**Your instructions:** Could you show each line of the records that contains the word "likes"?

**Stored data:**
-- Opening Marker --
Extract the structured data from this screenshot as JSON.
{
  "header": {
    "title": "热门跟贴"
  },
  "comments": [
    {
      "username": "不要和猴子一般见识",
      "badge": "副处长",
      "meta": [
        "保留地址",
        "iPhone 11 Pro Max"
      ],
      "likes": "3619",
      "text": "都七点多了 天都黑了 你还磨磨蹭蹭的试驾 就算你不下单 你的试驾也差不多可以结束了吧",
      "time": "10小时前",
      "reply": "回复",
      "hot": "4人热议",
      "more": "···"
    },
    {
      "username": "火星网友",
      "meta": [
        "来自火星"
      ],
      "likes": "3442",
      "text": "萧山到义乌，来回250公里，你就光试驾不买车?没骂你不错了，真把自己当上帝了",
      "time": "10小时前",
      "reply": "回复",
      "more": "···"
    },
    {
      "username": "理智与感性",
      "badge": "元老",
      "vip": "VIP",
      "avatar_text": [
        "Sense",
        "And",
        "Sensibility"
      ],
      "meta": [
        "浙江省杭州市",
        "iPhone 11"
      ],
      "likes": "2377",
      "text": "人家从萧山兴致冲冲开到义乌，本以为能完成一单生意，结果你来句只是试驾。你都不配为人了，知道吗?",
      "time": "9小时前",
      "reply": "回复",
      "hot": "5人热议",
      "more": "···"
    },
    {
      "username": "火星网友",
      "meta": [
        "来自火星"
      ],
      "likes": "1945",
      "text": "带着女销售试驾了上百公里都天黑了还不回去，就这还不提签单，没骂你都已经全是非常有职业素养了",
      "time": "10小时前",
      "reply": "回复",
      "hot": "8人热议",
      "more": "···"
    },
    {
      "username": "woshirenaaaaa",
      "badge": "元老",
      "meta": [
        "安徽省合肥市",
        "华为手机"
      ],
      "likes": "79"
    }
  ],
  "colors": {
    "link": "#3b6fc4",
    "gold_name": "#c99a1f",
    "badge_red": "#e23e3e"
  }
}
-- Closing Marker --
**Expected answer:**
      "likes": "3619",
      "likes": "3442",
      "likes": "2377",
      "likes": "1945",
      "likes": "79"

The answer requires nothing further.